• _Study material_:
_ _ _ _ _
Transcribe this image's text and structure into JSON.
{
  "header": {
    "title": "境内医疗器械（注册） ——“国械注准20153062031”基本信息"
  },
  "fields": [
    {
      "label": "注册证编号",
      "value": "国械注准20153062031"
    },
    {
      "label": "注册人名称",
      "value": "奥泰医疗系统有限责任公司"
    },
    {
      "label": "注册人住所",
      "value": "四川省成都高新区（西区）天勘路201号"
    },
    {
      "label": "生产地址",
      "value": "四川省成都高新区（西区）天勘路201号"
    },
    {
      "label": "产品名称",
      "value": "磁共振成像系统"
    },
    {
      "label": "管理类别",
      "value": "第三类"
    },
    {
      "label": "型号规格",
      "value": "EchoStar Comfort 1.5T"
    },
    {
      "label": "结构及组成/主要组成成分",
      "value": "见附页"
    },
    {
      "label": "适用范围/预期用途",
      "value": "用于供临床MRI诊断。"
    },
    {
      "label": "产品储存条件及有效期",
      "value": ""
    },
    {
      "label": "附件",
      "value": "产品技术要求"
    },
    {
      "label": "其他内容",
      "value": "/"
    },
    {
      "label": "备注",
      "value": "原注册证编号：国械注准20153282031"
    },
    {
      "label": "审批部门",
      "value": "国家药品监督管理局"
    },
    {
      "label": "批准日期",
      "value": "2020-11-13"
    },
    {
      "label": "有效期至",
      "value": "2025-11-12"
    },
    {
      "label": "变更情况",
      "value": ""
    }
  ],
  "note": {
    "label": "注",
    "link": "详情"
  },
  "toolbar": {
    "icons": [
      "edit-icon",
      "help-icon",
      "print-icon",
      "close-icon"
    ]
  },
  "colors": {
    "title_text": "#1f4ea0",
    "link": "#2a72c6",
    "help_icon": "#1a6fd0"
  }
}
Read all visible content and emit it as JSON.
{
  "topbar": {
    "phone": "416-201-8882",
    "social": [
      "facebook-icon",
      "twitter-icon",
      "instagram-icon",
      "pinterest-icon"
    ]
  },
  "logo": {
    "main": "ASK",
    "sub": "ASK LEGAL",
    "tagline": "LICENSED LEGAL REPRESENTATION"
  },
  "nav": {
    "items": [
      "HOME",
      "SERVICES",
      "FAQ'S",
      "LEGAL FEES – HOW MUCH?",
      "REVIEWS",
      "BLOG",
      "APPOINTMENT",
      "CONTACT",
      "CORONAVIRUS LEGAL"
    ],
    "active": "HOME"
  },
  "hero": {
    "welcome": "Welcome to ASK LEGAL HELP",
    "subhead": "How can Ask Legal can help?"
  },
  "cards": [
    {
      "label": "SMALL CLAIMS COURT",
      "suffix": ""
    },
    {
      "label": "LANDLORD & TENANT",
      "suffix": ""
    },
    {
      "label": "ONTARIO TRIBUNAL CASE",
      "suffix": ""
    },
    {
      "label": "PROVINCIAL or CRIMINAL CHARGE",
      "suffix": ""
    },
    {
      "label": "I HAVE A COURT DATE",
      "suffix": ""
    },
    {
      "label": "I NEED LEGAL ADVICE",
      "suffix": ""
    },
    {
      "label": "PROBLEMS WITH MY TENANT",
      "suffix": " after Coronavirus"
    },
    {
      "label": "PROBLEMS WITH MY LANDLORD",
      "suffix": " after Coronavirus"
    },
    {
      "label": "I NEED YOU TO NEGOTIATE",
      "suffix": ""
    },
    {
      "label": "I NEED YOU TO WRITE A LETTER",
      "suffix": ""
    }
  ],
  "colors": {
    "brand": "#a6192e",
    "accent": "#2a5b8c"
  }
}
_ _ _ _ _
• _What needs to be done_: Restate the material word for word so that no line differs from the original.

• _Task response_:
Transcribe this image's text and structure into JSON.
{
  "header": {
    "title": "境内医疗器械（注册） ——“国械注准20153062031”基本信息"
  },
  "fields": [
    {
      "label": "注册证编号",
      "value": "国械注准20153062031"
    },
    {
      "label": "注册人名称",
      "value": "奥泰医疗系统有限责任公司"
    },
    {
      "label": "注册人住所",
      "value": "四川省成都高新区（西区）天勘路201号"
    },
    {
      "label": "生产地址",
      "value": "四川省成都高新区（西区）天勘路201号"
    },
    {
      "label": "产品名称",
      "value": "磁共振成像系统"
    },
    {
      "label": "管理类别",
      "value": "第三类"
    },
    {
      "label": "型号规格",
      "value": "EchoStar Comfort 1.5T"
    },
    {
      "label": "结构及组成/主要组成成分",
      "value": "见附页"
    },
    {
      "label": "适用范围/预期用途",
      "value": "用于供临床MRI诊断。"
    },
    {
      "label": "产品储存条件及有效期",
      "value": ""
    },
    {
      "label": "附件",
      "value": "产品技术要求"
    },
    {
      "label": "其他内容",
      "value": "/"
    },
    {
      "label": "备注",
      "value": "原注册证编号：国械注准20153282031"
    },
    {
      "label": "审批部门",
      "value": "国家药品监督管理局"
    },
    {
      "label": "批准日期",
      "value": "2020-11-13"
    },
    {
      "label": "有效期至",
      "value": "2025-11-12"
    },
    {
      "label": "变更情况",
      "value": ""
    }
  ],
  "note": {
    "label": "注",
    "link": "详情"
  },
  "toolbar": {
    "icons": [
      "edit-icon",
      "help-icon",
      "print-icon",
      "close-icon"
    ]
  },
  "colors": {
    "title_text": "#1f4ea0",
    "link": "#2a72c6",
    "help_icon": "#1a6fd0"
  }
}
Read all visible content and emit it as JSON.
{
  "topbar": {
    "phone": "416-201-8882",
    "social": [
      "facebook-icon",
      "twitter-icon",
      "instagram-icon",
      "pinterest-icon"
    ]
  },
  "logo": {
    "main": "ASK",
    "sub": "ASK LEGAL",
    "tagline": "LICENSED LEGAL REPRESENTATION"
  },
  "nav": {
    "items": [
      "HOME",
      "SERVICES",
      "FAQ'S",
      "LEGAL FEES – HOW MUCH?",
      "REVIEWS",
      "BLOG",
      "APPOINTMENT",
      "CONTACT",
      "CORONAVIRUS LEGAL"
    ],
    "active": "HOME"
  },
  "hero": {
    "welcome": "Welcome to ASK LEGAL HELP",
    "subhead": "How can Ask Legal can help?"
  },
  "cards": [
    {
      "label": "SMALL CLAIMS COURT",
      "suffix": ""
    },
    {
      "label": "LANDLORD & TENANT",
      "suffix": ""
    },
    {
      "label": "ONTARIO TRIBUNAL CASE",
      "suffix": ""
    },
    {
      "label": "PROVINCIAL or CRIMINAL CHARGE",
      "suffix": ""
    },
    {
      "label": "I HAVE A COURT DATE",
      "suffix": ""
    },
    {
      "label": "I NEED LEGAL ADVICE",
      "suffix": ""
    },
    {
      "label": "PROBLEMS WITH MY TENANT",
      "suffix": " after Coronavirus"
    },
    {
      "label": "PROBLEMS WITH MY LANDLORD",
      "suffix": " after Coronavirus"
    },
    {
      "label": "I NEED YOU TO NEGOTIATE",
      "suffix": ""
    },
    {
      "label": "I NEED YOU TO WRITE A LETTER",
      "suffix": ""
    }
  ],
  "colors": {
    "brand": "#a6192e",
    "accent": "#2a5b8c"
  }
}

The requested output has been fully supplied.